January is finally over and now we have to live with what February’s groundhog left for us. Don’t believe it. Some reports say that spring was just six weeks away.
Legend has it that if the furry rodent sees his shadow on February 2, winter will last six more weeks. But if he doesn’t see his shadow, spring will come early.
What’s a groundhog got to say about the weather anyway?
I almost made a pet of one some years ago but he never left a message during one of his visits to my backyard.
I watched him (I assumed that was his gender) come from under a door of an outbuilding to eat clover and I started taking cabbage leaves and salad leftovers nearby.

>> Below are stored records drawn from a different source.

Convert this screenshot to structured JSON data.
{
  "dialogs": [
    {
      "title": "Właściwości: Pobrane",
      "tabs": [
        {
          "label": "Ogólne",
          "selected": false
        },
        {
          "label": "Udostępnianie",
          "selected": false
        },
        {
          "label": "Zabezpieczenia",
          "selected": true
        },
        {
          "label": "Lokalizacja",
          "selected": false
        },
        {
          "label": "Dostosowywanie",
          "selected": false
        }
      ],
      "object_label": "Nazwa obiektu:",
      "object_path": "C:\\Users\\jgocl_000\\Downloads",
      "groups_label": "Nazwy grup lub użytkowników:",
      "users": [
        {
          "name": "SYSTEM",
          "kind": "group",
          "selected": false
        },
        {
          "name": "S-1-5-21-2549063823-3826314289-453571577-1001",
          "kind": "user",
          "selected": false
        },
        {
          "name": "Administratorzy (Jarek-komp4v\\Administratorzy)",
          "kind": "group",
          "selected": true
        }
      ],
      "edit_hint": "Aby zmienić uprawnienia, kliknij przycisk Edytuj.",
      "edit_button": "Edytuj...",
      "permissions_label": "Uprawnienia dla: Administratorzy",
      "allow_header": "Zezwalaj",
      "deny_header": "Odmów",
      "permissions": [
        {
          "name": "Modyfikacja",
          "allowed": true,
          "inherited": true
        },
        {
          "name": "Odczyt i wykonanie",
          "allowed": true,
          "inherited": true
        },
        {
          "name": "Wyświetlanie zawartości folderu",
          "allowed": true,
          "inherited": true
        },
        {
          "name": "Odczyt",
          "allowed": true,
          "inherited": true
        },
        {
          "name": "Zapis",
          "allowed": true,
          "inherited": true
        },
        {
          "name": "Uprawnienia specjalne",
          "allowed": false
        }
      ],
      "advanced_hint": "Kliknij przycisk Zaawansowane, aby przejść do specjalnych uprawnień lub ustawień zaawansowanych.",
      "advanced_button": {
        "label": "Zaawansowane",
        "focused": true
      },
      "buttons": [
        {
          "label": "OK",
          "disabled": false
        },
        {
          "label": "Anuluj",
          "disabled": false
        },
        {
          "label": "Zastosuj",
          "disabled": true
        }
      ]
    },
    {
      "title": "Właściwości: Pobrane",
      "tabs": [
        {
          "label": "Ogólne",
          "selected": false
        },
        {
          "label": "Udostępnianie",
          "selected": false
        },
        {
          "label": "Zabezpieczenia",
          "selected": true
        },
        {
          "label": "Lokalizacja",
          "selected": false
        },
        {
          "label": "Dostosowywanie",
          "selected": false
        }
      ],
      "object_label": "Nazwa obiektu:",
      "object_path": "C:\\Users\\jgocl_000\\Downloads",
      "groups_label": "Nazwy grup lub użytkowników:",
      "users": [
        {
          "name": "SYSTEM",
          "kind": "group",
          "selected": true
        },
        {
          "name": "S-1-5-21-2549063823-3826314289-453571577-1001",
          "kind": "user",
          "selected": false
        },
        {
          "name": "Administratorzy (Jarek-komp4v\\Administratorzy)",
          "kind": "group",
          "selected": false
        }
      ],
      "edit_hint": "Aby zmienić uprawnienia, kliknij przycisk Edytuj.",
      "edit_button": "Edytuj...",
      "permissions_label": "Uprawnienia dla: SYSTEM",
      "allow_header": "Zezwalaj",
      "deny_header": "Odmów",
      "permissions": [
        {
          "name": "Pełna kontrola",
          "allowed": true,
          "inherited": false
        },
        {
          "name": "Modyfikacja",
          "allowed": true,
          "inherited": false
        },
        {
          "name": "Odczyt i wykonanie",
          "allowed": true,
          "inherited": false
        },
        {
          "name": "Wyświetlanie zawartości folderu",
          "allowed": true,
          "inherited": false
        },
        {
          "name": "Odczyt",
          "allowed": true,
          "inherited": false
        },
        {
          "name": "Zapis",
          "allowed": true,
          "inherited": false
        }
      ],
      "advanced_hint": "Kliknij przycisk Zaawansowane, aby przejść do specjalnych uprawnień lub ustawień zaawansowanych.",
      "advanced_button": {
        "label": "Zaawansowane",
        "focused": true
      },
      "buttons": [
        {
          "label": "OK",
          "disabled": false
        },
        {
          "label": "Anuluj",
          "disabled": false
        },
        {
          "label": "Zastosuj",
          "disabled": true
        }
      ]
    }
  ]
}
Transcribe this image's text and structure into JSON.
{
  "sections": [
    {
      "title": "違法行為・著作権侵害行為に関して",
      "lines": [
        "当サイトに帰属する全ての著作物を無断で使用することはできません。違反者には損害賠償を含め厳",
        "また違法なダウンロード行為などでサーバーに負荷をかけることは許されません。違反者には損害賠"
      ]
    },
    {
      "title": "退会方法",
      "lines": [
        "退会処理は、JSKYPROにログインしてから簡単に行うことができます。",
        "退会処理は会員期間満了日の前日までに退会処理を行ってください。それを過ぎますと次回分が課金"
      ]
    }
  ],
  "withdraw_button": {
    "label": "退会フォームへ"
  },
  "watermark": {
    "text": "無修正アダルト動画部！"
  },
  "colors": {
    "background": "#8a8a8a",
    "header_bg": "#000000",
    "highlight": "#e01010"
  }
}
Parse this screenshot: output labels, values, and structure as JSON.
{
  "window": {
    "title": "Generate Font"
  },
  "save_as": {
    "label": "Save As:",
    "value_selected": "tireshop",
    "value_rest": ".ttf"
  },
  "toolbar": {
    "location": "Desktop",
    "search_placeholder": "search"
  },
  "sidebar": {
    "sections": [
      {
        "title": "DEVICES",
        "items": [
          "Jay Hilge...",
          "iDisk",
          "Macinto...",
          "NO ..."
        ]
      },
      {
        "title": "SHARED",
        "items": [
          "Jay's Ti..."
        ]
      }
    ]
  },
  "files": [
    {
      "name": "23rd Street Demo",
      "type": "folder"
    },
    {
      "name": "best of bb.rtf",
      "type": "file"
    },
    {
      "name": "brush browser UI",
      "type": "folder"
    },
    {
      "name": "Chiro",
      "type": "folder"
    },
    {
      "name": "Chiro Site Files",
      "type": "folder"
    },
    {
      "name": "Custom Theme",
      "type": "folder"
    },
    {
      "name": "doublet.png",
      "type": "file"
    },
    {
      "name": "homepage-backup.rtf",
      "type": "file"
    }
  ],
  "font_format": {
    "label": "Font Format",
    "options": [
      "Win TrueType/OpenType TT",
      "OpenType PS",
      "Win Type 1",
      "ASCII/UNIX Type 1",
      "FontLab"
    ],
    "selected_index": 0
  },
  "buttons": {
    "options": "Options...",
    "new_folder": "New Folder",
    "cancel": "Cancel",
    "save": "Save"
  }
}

He came daily to eat what I had left and I gave him a name and watched him eat from my kitchen window.
I was warned that you shouldn’t try to make a pet from an oversized rodent because as they tunneled under the building, it could collapse and cause much damage.
But I kept feeding him anyway and then he disappeared. He never left a message about the weather or where he was going. I never knew where he went, and I never asked because I really didn’t want to know.
We have our Groundhog Day support group here in my neighborhood and for years they go to various offices and schools around town and sing about the stuffed rodent.
They appear to be having a good time and have brought a lot of laughs with their visits. I don’t know where Gus came from but I’ve heard he fell dead from a tree and someone found the stiff animal and had him mounted.
But today, after accompanying these women around town for years, he really is looking much like his ancestors, or a dead rat.
They call him Gus or at least they sing about Gus, but Gus will never know the fame of Punxsutawney Phil of Pennsylvania. He gathers the most attention because his entry from his burrow is televised each February 2, usually wearing a hat. Dead animals don’t need hats.
Phil is alive, but I don’t believe in his message either.
When the tulips and yellow bells bloom and the grass is growing and looks greener each day, get that lawn mower ready because it will soon be spring.
And most of us will be ready for it.
Kathryn Yarbro is former managing editor of the Lincoln Times-News.